Ormatie's graceful “Only” eases the listener into disc one, and the mix gradually picks up steam as it moves into Spieltape's “Morning Paper,” all the while showing Warren to be a master of the slow build, each mini-peak well-timed and well-earned. Like a day dawning, Underset's “Berlin” gently blossoms, after which the increasingly percolating mix plunges into the deep house head-rush of Fiord's “The Tribe Has Spoken” and jacking blaze of Eelke Kleijn's “Monkey Movin'.” Propelled by a synth bass figure, Kleijn's cut digs into its driving pulse with fury, its hi-hats scalpel-sharp and its beat throb crisp, before melting chords add a dubby character to the tech-house stormer “Without Sound” by Jamie Anderson and Owain K. Warren's own “Buenos Aires” brings some tight snap to the proceedings, while Franck Orff's “Hibiscus” chimes resplendently before Giorgos Gatzigristos's “Tickless” brings the first half to a semi-feverish close.
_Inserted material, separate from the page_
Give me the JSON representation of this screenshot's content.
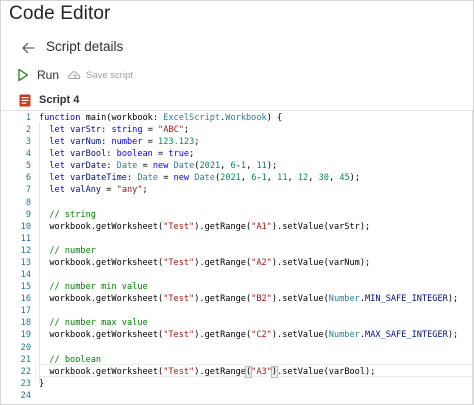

As solid as the first, disc two leads off with Warren's bass-thrusting remix of Tripswitch's twitchy and tripped-out “Collider” and Julio Largente's acid-disco workout “Darkened Underpass” before sliding into the deadly, rumbling shimmy of Lank's “Ain't No Problem.” Cuts by Yamil Colucci (“Bristol Warm”) and Victoria R (“Cosmos”) both keep the fire burning and set the stage for Solee's anthemic “Aragorn,” Steven Libby's radiant “80D Test,” and Solee's remix of Warren's own anthemic “Flowers,” until Pablo Acenso's “Bread” ends the release on a still exuberant note. Unlike other installments (Joris Voorn's fabulous Balance 014 comes to mind), Warren spreads a modest selection of twenty-two cuts across the mix's two eighty-minute discs, whereas some volumes have squeezed the same number into the first disc alone. Each cut is granted ample room to breathe, in other words, which only strengthens the mix's languorous vibe, and everything comes together seamlessly in Warren's sophisticated set, making Balance 018 go down about as easily as any release in the series ever has.